My stomach was churning with fear and dismay, with confusion.

Then Milan my darling in October – just before your baby brothers first birthday you developed a fever, became unwell your neutrophils were low so you needed to be admitted in hospital once again, this time a blood infection and you needed to have the port removed earlier!


Three years ago my baby had this port put in and then it’s taken out, just like that – well of course not without complication! Thankfully once it was removed you made a full recovery and we were able to go home.

Which brings us to today, at 10.20pm on the 20th of November 2015, the end of this story, the beginning of the next one.

Image supplied.

I can finally allow myself to imagine a future.

We will need to discover together what life means in this new “normal”.

It feels as though there should be some grand celebration with fireworks and a colourful parade and trumpets playing but truly treatment just stops, almost silently as it all comes down to two little tiny yellow pills, one oval and one circular.

You have taken them tonight, your final chemotherapy just like that, in the lounge room of our home on a rainy, grey November day.

You would almost not believe you were the same boy who had to fight so hard to live – if it were not for those big brown eyes, long paintbrush eyelashes and that cheeky laugh.

Our Super hero, our little tornado.

Our Milan.

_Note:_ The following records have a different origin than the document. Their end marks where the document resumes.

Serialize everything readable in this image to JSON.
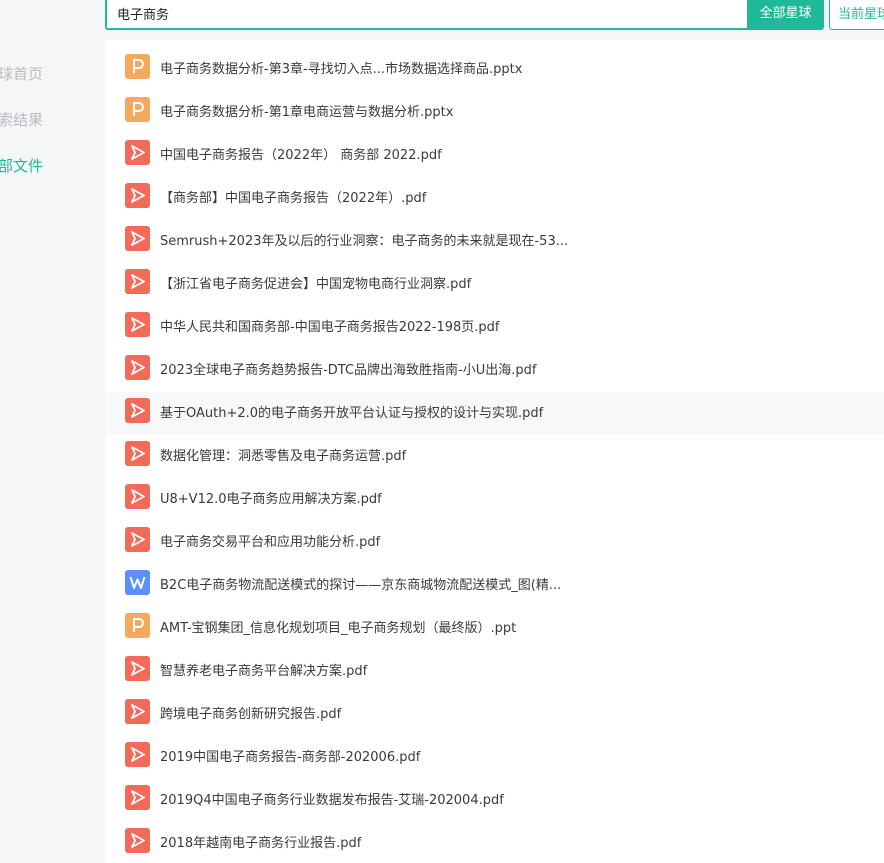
{
  "search": {
    "value": "电子商务",
    "all_planets_label": "全部星球",
    "current_planet_label": "当前星球"
  },
  "sidebar": {
    "items": [
      {
        "label": "球首页",
        "active": false
      },
      {
        "label": "索结果",
        "active": false
      },
      {
        "label": "部文件",
        "active": true
      }
    ]
  },
  "colors": {
    "accent": "#1fb999",
    "pdf_icon": "#f26a5a",
    "ppt_icon": "#f4a95c",
    "word_icon": "#5b8ff9"
  },
  "files": [
    {
      "name": "电子商务数据分析-第3章-寻找切入点...市场数据选择商品.pptx",
      "type": "ppt"
    },
    {
      "name": "电子商务数据分析-第1章电商运营与数据分析.pptx",
      "type": "ppt"
    },
    {
      "name": "中国电子商务报告（2022年） 商务部 2022.pdf",
      "type": "pdf"
    },
    {
      "name": "【商务部】中国电子商务报告（2022年）.pdf",
      "type": "pdf"
    },
    {
      "name": "Semrush+2023年及以后的行业洞察：电子商务的未来就是现在-53...",
      "type": "pdf"
    },
    {
      "name": "【浙江省电子商务促进会】中国宠物电商行业洞察.pdf",
      "type": "pdf"
    },
    {
      "name": "中华人民共和国商务部-中国电子商务报告2022-198页.pdf",
      "type": "pdf"
    },
    {
      "name": "2023全球电子商务趋势报告-DTC品牌出海致胜指南-小U出海.pdf",
      "type": "pdf"
    },
    {
      "name": "基于OAuth+2.0的电子商务开放平台认证与授权的设计与实现.pdf",
      "type": "pdf",
      "hover": true
    },
    {
      "name": "数据化管理：洞悉零售及电子商务运营.pdf",
      "type": "pdf"
    },
    {
      "name": "U8+V12.0电子商务应用解决方案.pdf",
      "type": "pdf"
    },
    {
      "name": "电子商务交易平台和应用功能分析.pdf",
      "type": "pdf"
    },
    {
      "name": "B2C电子商务物流配送模式的探讨——京东商城物流配送模式_图(精...",
      "type": "word"
    },
    {
      "name": "AMT-宝钢集团_信息化规划项目_电子商务规划（最终版）.ppt",
      "type": "ppt"
    },
    {
      "name": "智慧养老电子商务平台解决方案.pdf",
      "type": "pdf"
    },
    {
      "name": "跨境电子商务创新研究报告.pdf",
      "type": "pdf"
    },
    {
      "name": "2019中国电子商务报告-商务部-202006.pdf",
      "type": "pdf"
    },
    {
      "name": "2019Q4中国电子商务行业数据发布报告-艾瑞-202004.pdf",
      "type": "pdf"
    },
    {
      "name": "2018年越南电子商务行业报告.pdf",
      "type": "pdf"
    }
  ]
}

Have you dealt with a child with a serious illness? How did you cope?

To find out more about Milan, like his Facebook page.